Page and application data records

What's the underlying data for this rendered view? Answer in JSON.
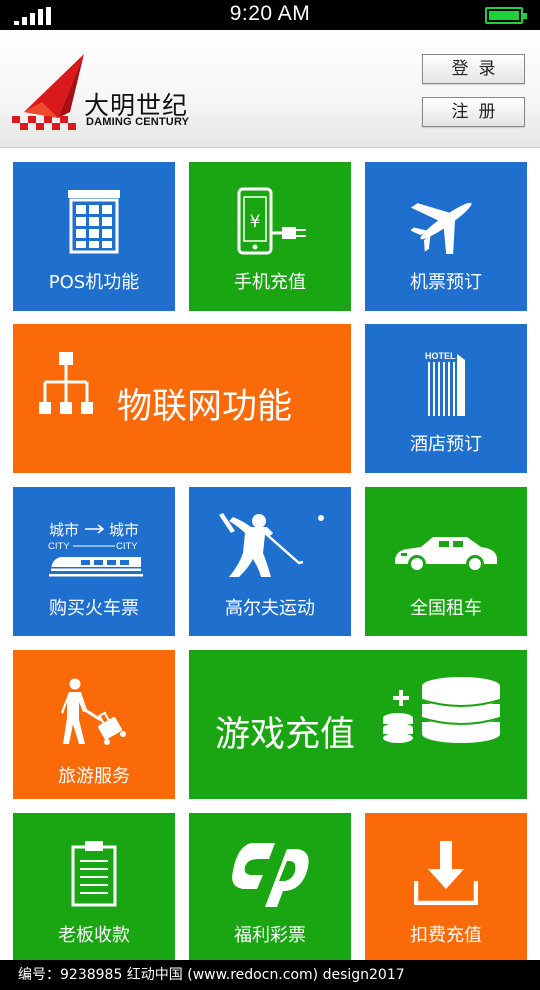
{
  "status_bar": {
    "time": "9:20 AM"
  },
  "header": {
    "brand_cn": "大明世纪",
    "brand_en": "DAMING CENTURY",
    "login_label": "登录",
    "register_label": "注册"
  },
  "tiles": {
    "pos": "POS机功能",
    "phone_recharge": "手机充值",
    "flight": "机票预订",
    "iot": "物联网功能",
    "hotel": "酒店预订",
    "hotel_sign": "HOTEL",
    "train": "购买火车票",
    "train_from": "城市",
    "train_to": "城市",
    "train_from_en": "CITY",
    "train_to_en": "CITY",
    "golf": "高尔夫运动",
    "car": "全国租车",
    "travel": "旅游服务",
    "game": "游戏充值",
    "boss": "老板收款",
    "lottery": "福利彩票",
    "deduct": "扣费充值"
  },
  "footer": {
    "text": "编号：9238985    红动中国 (www.redocn.com)    design2017"
  },
  "colors": {
    "blue": "#1e6fce",
    "green": "#1aa512",
    "orange": "#fb6a09"
  }
}
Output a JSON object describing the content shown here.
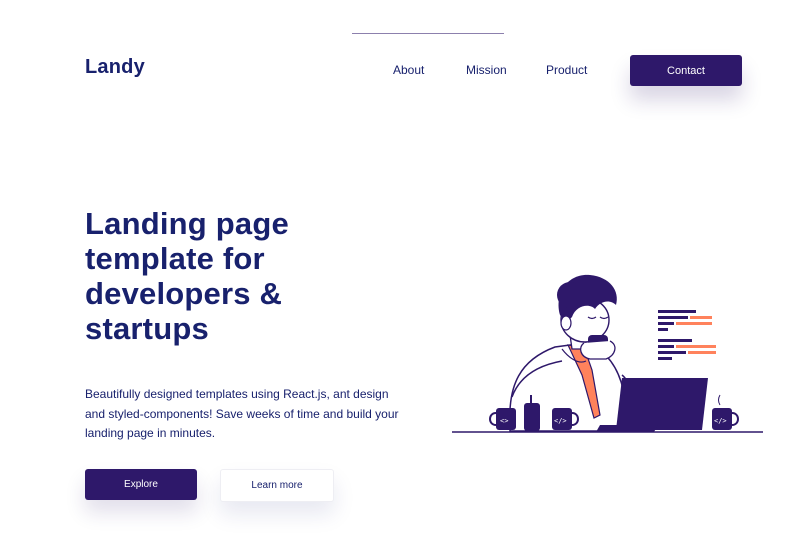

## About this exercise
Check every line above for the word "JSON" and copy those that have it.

## Written response
What's the underlying data for this rendered view? Answer in JSON.
Output a JSON object describing the content shown here.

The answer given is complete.